What Should You Know About the Permits?

Your second story addition must be permitted. Unpermitted work could significantly devalue your home and could be caught by city officials midway through the project construction. Permit costs vary depending on where you live (link to permitting article about permitting costs). Your residential contractor will likely build the cost of the permit into the proposal and will get the permit for you. 

Does a Second Story Addition Increase Home Value?

Adding space will likely increase your home's value. Just how much your home's value will go up depends on what kind of space is being added. 

Home value tends to go up most when a bedroom is added. If you’re also adding a second bathroom to a one-bathroom house, you can expect a sharp increase from that as well. 

How Can You Be Prepared?

A typical second story addition will require you to move out of your house while the work is being done. The best way to be prepared for this kind of disruption is to work with a quality residential contractor with experience and good customer service. Your contractor can help smooth the way through good communication and proper planning. A good contractor will provide a solid timeline so you can plan your move out and return. When hiring a contractor:

  • Check references. Hire a contractor with good references. Ask references questions such as: when did you hire this contractor? Would you work with this contractor again? What kind of work did the contractor perform?
  • Check the license, credentials, and affiliations. Contractors need to be licensed in the state of Connecticut in order to do this kind of work. You can check the license through the state's website. The most reputable contractors will also have affiliations with professional organizations and may have special certifications.
  • Vet multiple contractors. Meet with at least three contractors before settling on the best contractor for your job. Vetting multiple contractors will help you find a professional that really meets your needs.
  • Don't prioritize price. Although it's important to hire a contractor you can afford, the lowest cost contractor may not be the best contractor for your job. Contractors that underbid the competition may be hiring inexperienced workers or cutting costs on materials. The best quality contractors will charge a fair and reasonable price for the work performed.  

Does the Foundation Need to Be Retrofitted for the Extra Weight? 

Most homes are designed to hold the weight of a second story without any kind of retrofitting. Your contractor will let you know if your home needs any special repairs or retrofitting before performing this kind of addition. 

How Much Does a Second Story Addition In Connecticut Cost?

Every second story addition varies in cost. How much you spend on your addition will depend on how big it is, where your house is located, which contractor you hire, which features and fixtures are important to you, and so on.   

Plan on spending about $250 per square foot - give or take. When you're estimating the cost, remember to consider the affected square footage. Second story additions require a staircase to be added to the first floor, which may then require a portion of the first floor to be remodeled. This affected square footage on the first floor should be taken into consideration. 

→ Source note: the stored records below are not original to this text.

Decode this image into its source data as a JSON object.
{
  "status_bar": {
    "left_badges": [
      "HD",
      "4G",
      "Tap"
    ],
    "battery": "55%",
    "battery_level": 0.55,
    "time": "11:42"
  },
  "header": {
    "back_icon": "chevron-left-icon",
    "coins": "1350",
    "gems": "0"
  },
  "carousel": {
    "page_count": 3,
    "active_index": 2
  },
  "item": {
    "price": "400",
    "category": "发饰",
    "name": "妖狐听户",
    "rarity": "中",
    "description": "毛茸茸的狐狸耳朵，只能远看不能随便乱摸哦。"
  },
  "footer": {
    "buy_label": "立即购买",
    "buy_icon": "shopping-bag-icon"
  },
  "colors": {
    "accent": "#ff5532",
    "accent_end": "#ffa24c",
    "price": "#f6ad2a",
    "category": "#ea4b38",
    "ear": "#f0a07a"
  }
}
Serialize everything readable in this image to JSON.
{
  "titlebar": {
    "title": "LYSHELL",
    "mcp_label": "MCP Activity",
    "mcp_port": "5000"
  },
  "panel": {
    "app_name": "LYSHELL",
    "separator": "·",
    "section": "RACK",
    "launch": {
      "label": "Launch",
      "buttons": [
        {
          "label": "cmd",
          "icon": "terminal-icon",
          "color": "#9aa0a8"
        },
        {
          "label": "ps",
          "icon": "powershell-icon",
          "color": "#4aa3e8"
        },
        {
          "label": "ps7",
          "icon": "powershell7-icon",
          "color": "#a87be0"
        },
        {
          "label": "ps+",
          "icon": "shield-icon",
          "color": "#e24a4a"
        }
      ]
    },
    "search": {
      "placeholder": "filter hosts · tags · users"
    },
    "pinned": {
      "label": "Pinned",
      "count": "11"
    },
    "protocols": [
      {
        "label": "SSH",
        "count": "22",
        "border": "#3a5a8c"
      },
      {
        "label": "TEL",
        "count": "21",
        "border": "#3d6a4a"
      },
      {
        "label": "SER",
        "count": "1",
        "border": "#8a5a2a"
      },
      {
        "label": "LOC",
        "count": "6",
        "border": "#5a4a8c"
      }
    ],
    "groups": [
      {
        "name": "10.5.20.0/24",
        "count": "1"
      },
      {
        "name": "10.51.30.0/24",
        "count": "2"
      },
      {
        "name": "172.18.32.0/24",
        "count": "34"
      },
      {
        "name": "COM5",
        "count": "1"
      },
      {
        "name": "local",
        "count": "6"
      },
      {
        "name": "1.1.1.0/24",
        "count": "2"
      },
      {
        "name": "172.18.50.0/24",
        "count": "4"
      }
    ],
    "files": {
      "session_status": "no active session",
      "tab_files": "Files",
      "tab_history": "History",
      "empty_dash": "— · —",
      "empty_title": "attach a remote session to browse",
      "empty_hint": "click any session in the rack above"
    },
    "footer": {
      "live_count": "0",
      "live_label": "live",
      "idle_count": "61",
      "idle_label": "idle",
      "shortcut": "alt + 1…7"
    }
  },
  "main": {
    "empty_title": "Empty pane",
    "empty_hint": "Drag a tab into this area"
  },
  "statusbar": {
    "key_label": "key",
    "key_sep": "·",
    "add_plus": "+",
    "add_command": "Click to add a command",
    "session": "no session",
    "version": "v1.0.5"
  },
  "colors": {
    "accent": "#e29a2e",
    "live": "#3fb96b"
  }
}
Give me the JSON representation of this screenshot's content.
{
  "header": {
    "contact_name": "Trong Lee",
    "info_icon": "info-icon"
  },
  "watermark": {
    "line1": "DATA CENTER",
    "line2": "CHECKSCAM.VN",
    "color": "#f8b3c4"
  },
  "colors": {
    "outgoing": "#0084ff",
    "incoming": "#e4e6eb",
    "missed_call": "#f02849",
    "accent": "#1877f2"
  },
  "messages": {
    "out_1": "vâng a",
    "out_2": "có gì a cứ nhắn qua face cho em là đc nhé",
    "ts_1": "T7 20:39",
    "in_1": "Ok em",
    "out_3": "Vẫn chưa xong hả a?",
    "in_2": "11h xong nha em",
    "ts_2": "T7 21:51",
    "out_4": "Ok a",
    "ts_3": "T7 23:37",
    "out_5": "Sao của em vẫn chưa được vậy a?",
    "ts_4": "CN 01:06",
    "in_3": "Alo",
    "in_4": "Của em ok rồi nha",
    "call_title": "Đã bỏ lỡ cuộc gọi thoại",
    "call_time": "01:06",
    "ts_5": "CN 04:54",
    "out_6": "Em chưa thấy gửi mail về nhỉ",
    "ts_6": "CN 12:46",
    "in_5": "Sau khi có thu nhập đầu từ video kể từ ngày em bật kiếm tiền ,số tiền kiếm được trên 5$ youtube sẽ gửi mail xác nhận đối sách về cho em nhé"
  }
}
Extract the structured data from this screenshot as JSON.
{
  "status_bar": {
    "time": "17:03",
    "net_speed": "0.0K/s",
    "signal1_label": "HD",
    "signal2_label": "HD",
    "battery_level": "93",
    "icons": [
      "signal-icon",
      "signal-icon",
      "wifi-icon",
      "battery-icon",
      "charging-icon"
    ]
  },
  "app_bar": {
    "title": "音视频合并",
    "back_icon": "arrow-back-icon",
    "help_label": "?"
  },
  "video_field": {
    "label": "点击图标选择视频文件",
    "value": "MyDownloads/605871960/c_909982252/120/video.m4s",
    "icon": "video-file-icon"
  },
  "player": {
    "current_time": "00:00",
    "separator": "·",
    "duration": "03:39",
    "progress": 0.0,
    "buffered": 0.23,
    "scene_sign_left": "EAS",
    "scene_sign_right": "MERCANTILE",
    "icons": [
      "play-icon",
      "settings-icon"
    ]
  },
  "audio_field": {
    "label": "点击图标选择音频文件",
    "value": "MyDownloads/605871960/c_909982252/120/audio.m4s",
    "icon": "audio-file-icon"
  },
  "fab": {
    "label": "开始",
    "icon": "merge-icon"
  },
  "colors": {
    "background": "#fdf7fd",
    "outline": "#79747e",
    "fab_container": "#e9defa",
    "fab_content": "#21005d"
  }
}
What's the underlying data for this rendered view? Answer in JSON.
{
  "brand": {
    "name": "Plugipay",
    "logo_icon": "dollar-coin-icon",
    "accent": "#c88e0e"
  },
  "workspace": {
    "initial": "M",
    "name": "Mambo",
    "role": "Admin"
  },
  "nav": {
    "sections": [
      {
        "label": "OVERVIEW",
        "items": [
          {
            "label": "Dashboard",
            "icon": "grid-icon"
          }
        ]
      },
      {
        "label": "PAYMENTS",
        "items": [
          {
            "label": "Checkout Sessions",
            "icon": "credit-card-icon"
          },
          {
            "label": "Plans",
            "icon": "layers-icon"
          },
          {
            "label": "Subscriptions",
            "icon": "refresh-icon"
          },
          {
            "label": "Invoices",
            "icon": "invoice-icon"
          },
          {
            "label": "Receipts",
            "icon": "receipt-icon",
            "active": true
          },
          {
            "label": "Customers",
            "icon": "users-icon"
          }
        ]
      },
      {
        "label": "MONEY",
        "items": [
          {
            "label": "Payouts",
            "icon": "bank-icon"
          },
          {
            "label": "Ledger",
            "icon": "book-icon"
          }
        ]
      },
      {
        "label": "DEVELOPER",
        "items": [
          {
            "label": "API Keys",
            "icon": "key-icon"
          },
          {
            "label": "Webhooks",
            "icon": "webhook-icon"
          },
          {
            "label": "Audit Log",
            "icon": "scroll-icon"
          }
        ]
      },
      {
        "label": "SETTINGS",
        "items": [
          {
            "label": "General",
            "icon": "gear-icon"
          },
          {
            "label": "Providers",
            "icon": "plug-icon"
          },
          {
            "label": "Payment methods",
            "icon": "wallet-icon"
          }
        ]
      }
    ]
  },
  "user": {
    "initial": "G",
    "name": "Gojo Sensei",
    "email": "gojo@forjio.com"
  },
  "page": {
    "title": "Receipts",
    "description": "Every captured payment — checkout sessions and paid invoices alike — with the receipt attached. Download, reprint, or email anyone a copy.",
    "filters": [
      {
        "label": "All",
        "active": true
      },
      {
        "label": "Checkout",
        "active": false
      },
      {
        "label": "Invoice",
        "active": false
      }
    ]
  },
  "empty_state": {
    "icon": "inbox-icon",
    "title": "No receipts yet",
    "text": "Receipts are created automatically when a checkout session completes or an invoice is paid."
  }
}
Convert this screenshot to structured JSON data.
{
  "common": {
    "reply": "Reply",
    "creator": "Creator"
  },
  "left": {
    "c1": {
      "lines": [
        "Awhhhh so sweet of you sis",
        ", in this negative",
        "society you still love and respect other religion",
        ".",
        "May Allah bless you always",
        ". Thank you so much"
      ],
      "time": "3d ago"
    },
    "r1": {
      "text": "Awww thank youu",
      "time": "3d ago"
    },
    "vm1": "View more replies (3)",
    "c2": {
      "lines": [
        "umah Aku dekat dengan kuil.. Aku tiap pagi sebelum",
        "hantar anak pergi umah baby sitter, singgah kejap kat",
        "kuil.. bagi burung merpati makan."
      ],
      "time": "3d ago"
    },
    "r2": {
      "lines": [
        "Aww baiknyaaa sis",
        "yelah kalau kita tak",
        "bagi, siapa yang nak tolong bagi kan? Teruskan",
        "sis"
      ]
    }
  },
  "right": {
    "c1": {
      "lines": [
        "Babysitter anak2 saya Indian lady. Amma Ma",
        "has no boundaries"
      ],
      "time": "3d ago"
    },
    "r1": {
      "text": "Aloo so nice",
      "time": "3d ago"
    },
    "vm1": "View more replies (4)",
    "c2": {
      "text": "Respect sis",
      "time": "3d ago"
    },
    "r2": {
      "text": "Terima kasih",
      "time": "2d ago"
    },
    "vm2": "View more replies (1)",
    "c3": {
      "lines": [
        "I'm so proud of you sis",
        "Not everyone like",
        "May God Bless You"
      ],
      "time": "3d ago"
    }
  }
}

The best way to find out how much your second story addition will cost is to talk to contractors. Vetting multiple contractors will help you determine what is a reasonable cost for your project, and will make it easier to identify bids that are way above or below the normal expected range for your project.     

How to Get Started

If you're considering a second story addition in Connecticut, get started by contacting reputable and experienced contractors in your area. Finding a contractor can be a big task. Litchfield Builders provides a free download to use as a resource when you're choosing a residential contractor for your job.

How to Choose a Professional Home Remodeling Contractor 

About Kevin Ahern

Kevin is the Co-Founder of Litchfield Builders, an award-winning, industry leader with a reputation for managing projects others shy away from. They are known for their high-quality work, customer service, and reliability and though still relatively small in size, Litchfield Builders now competes with some of the areas largest firms in both the residential and commercial arenas.